NRC Newsletter - August 2017

New River Computing is moving on Aug. 18th!

It's with great pleasure to share with you that on August 21, we will open our doors for business in our new building at 104 Hubbard Street! Our move is scheduled for August 18. On the 18th, we will be open for business and our staff is prepared to handle service calls remotely. Our phone number will not change, it will stay 540-808-2900 and our email address is helpdesk@newrivercomputing.com. We anticipate minimal interruptions to production and service during our move. If you are on one of our managed service plans, the New River Computing icon in the taskbar may show a red " X" or some other alert when we move our servers. The server move is scheduled for Saturday the 19th at 9:30am. We hope to be back online around noon.

We look forward to continuing to provide you with quality service from our new location!


There was a sea change in thought about passwords this week

This stuff will impact our daily lives. There's been many news articles recently about Bill Burr, author of the National Institute of Standards and Technology document about password standards. You know, change every 90 days, use special characters, numbers, letters and so forth. Many in our industry knew that these standards were demonstrably garbage (link goes to one memorable example) and led to poor security postures. Now we see headlines like "The man who put us through password hell regrets everything".

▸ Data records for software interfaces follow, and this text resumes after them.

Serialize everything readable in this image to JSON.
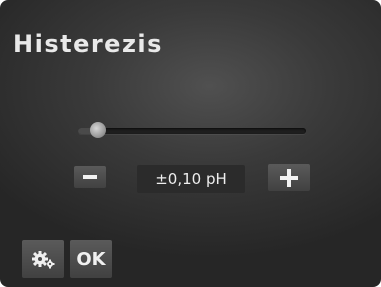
{
  "screen": {
    "title": "Histerezis"
  },
  "hysteresis": {
    "value_label": "±0,10 pH",
    "slider_level": 0.04
  },
  "controls": {
    "decrease_icon": "minus-icon",
    "increase_icon": "plus-icon",
    "settings_icon": "gears-icon",
    "ok_label": "OK"
  }
}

As better thinking emerges, we'll all lead better lives when our passwords are stronger, easier to remember, and do not need regular changing. A password like correcthorsebatterystaple beats Tr0ub4dor&3 every day of the week. The industry will take years to catch up and change all the coding that requires password complexity, regular password changes and so forth, but change is in the air.


Windows 10 Speech Recognition

Want to talk to your PC? Ready to dictate documents and text? Want to control your PC with your voice? Windows 10 has grouped its voice commands under Speech Recognition, which interprets the spoken word across the operating system for a variety of tasks. Simply plug in your microphone for optimal use and search Speech Recognition to get started. Check out additional information at the Microsoft support site at Use Speech Recognition.


New River Computing at the Blacksburg Escape Room

New River Computing recently had the opportunity to hold a few team building activities at Blacksburg Escape. Blacksburg Escape is a story-driven escape room experience. The challenging puzzles allowed our staff to hone in on their communication and teamwork skills to save the day! Thanks to Lisa Garcia at Blacksburg Escape and Nichole Williams, Empower Leadership guiding us in our teambuilding.

If you haven't tried an escape room before, give it a go. It is really engaging and fun!

Tech Team Group 1
Tech Team Group 1 - Mark, Scott, George, and Hansen (l to r)
Tech Team Group 2
Tech Team Group 2 - Gail, Lindsay, Corey, Chris and Alex (l to r)
Sale and Admin Team
Sales and Admin Team - Matt, Karen, Juliann, and Celeste (l to r)

On the dangers of autosave

I'm running the prerelease desktop versions of Office on my computer, and a recent update re-enabled Autosave. This suggests that Microsoft will be re-enabling the Autosave feature in Office applications like Word and Excel in a coming release. Autosave can lead to a pitfall in some situations, and we're hoping some awareness training can prevent a problem that I encountered while editing a Word doc. Here's what happened:

  • I opened a Word document, thinking I would make some changes and then save-as a different appropriate filename.
  • Because Autosave was enabled, I lost my changes to the original document, which I still needed to have!

Fortunately, because the original document was on SharePoint Online, I was able to recover the original document from Previous Versions. Bottom line, if you are like me and wantonly begin editing a documents with the intention of keeping both documents around, you need to Save As immediately, or the contents of your original document might be lost. Here is what the autosave feature may look like in future versions of the desktop Office applications. Fortunately, the feature is prominently displayed in the title bar:

autosave feature

Domain name scams

If you own a domain name, you have probably at some point received email (or even physical mail) making suspcious claims in regards to your domain. Below is an example of a domain scam that we recently received here at NRC.

Dear Manager,

The confirmation letter of your company name NEWRIVERCOMPUTING application for registration:

We are an agency engaging in registering brand name and domain names. Today, Our center received an application from TOVEN TRADEN CO and they apply to register NEWRIVERCOMPUTING as their brand name and some top-level domain names(.CN .HK etc). We found the main body of domain names is same as your company name. I am not sure about the relationship between you and them. Please tell me whether or not your company authorizes them to register names.

We are dealing with the application and we need to confirm whether you have authorized them? If you don't authorize them, please reply me an e-mail. Looking forward to your reply.

In one way, this is completely legitimate. If you follow up with them, they will sell you .CN, .HK, and other domain names. Where it fails the smell test is the suggestion that some random company in Asia is trying to register NEWRIVERCOMPUTING.HK. Why are they doing that? The answer, of course, is that they are not.

Feel free to ignore these attempts to generate business. Feel free to ignore almost all attempts to get you to purchase domain registration services or products. If you receive a communication about your domain name that you can't decide what to do with, forward it along – We can let you know whether you should follow up. Or not.